It saddens me, as a queer person and as a human being, to think that I live in a world that is  filled with deadly homophobia and transphobia.  And let’s not forget racism and Islamophobia.  Please remember that the majority of folks killed and injured were queer People of Colour and the shooter is likely to be vilified as a Muslim terrorist, rather than a homophobic misogynist.

It’s terrifying to think about the magnitude of this crime, the number of lives impacted.  Marginalized folks, trying to relax, share love and have a great night in what they thought was a “safe space.”

I don’t really know what to say.  I’ve been disturbed and upset by the oppressive, ignorant and transphobic laws that are being passed and debated in some USA states.   The fact that governments think these types of bathroom laws are protecting people would be laughable, if it weren’t so damn offensive.  When governments stir up hate…it’s a dangerous situation.   Transgender folks just want to pee in peace.   Just like those queer folks in Orlando just wanted to dance with friends and loved ones and enjoy a Saturday night out.

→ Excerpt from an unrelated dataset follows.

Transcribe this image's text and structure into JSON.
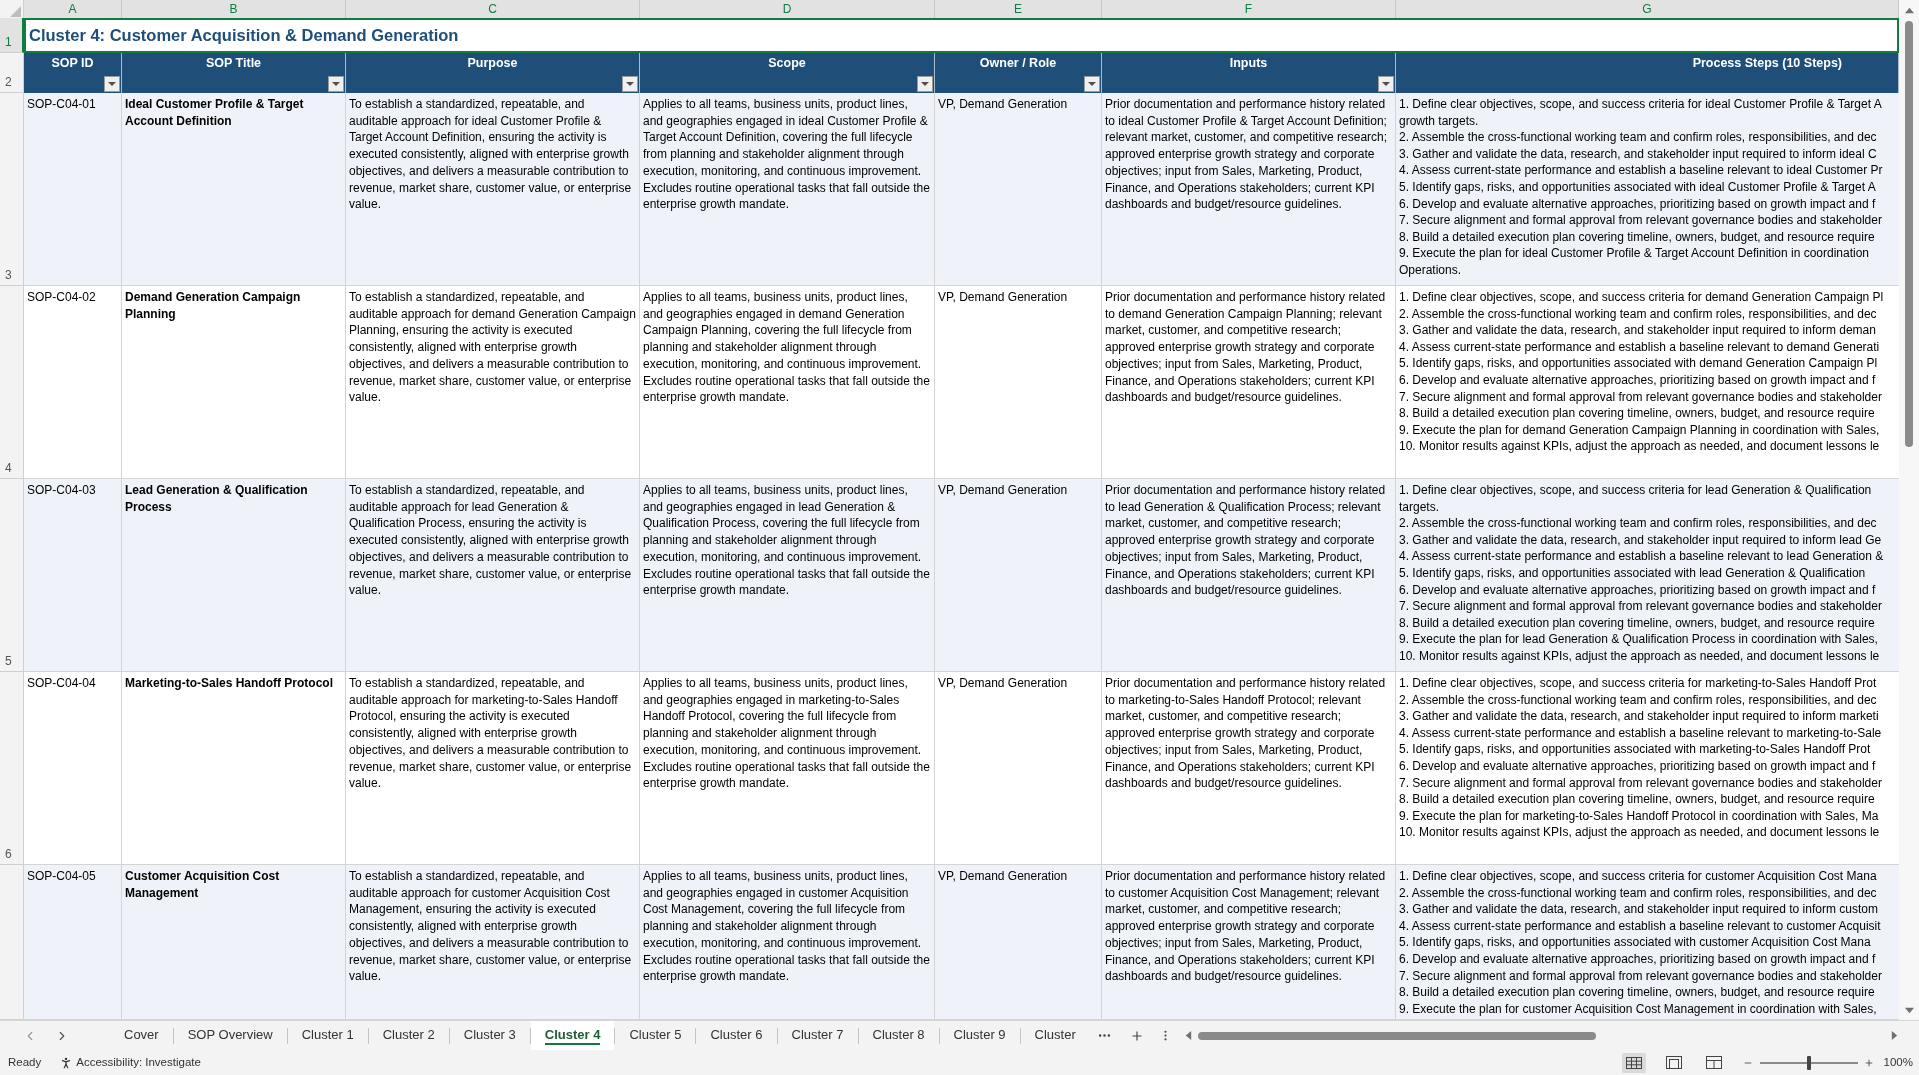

At the end of the day, transphobia and homophobia don’t make a lot of sense.  Neither does racism.  I won’t start with that “all people are the same” nonsense.  No, people aren’t all the same.  People have different lived experiences. People have different paths and different options.  But that’s okay, it’s great, it’s a wonderful thing.  Diversity  should be celebrated.  It shouldn’t be erased with a colour blind attitude, and it shouldn’t be erased through violence.  Diversity should not be feared.

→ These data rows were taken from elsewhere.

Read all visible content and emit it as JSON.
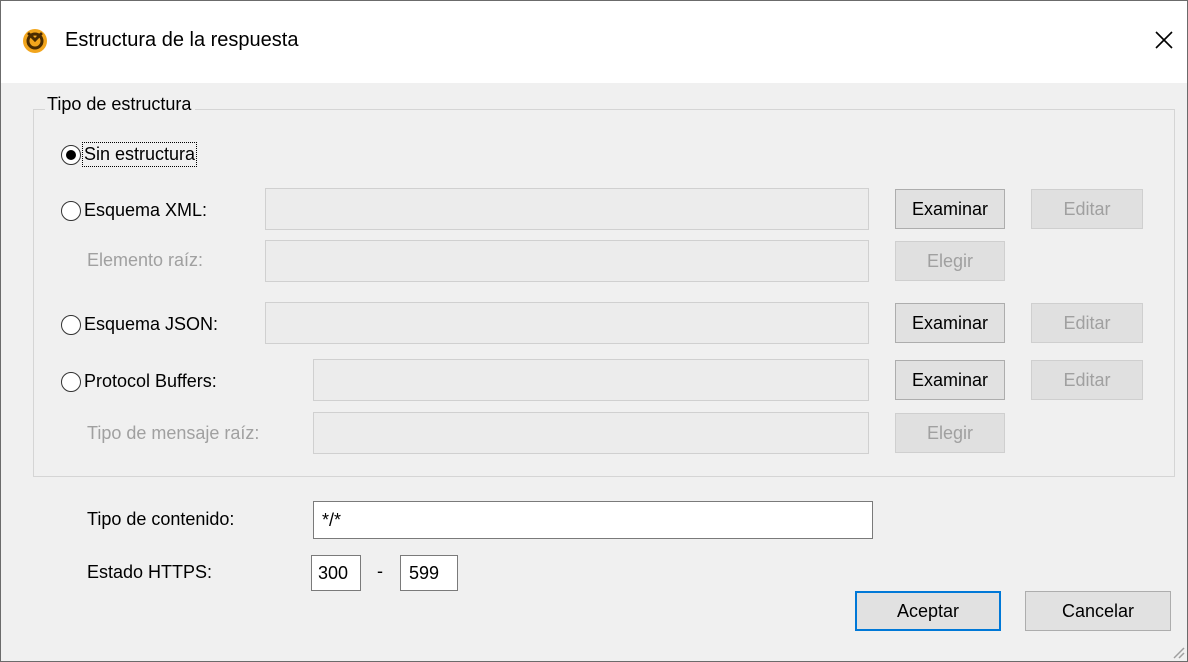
{
  "window": {
    "title": "Estructura de la respuesta",
    "icon": "mapforce-logo-icon",
    "close_icon": "close-icon"
  },
  "structure_group": {
    "label": "Tipo de estructura",
    "options": {
      "none": {
        "label": "Sin estructura",
        "selected": true
      },
      "xml": {
        "label": "Esquema XML:",
        "path_value": "",
        "browse_label": "Examinar",
        "edit_label": "Editar",
        "root_label": "Elemento raíz:",
        "root_value": "",
        "choose_label": "Elegir",
        "selected": false
      },
      "json": {
        "label": "Esquema JSON:",
        "path_value": "",
        "browse_label": "Examinar",
        "edit_label": "Editar",
        "selected": false
      },
      "protobuf": {
        "label": "Protocol Buffers:",
        "path_value": "",
        "browse_label": "Examinar",
        "edit_label": "Editar",
        "root_label": "Tipo de mensaje raíz:",
        "root_value": "",
        "choose_label": "Elegir",
        "selected": false
      }
    }
  },
  "content_type": {
    "label": "Tipo de contenido:",
    "value": "*/*"
  },
  "https_status": {
    "label": "Estado HTTPS:",
    "from": "300",
    "separator": "-",
    "to": "599"
  },
  "footer": {
    "ok_label": "Aceptar",
    "cancel_label": "Cancelar"
  }
}
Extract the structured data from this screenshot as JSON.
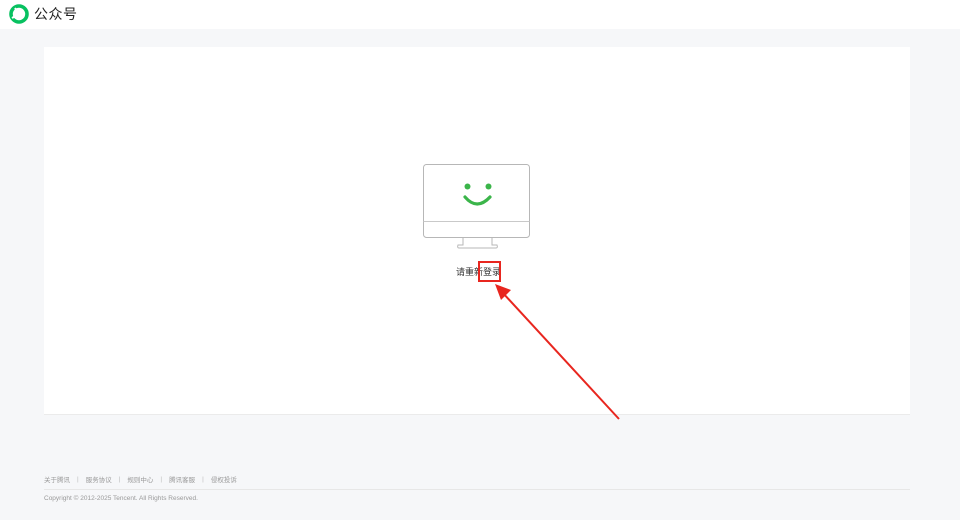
{
  "header": {
    "brand_name": "公众号",
    "logo_icon": "wechat-official-account-logo",
    "brand_color": "#07c160"
  },
  "main": {
    "message_prefix": "请重新",
    "login_link": "登录",
    "illustration_icon": "smiling-monitor-icon",
    "smile_color": "#3bb54a"
  },
  "annotation": {
    "color": "#e8261f"
  },
  "footer": {
    "links": [
      "关于腾讯",
      "服务协议",
      "规则中心",
      "腾讯客服",
      "侵权投诉"
    ],
    "separator": "|",
    "copyright": "Copyright © 2012-2025 Tencent. All Rights Reserved."
  }
}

You can’t make a rainbow with only one colour.   You can’t bake a cake with only one ingredient.  You can’t solve every problem using one approach.

Diversity is what gives humanity it’s strength and resilience. All people’s voices must be heard, and that often means that dominant groups need to speak more quietly and listen carefully.

Oh, and ban guns.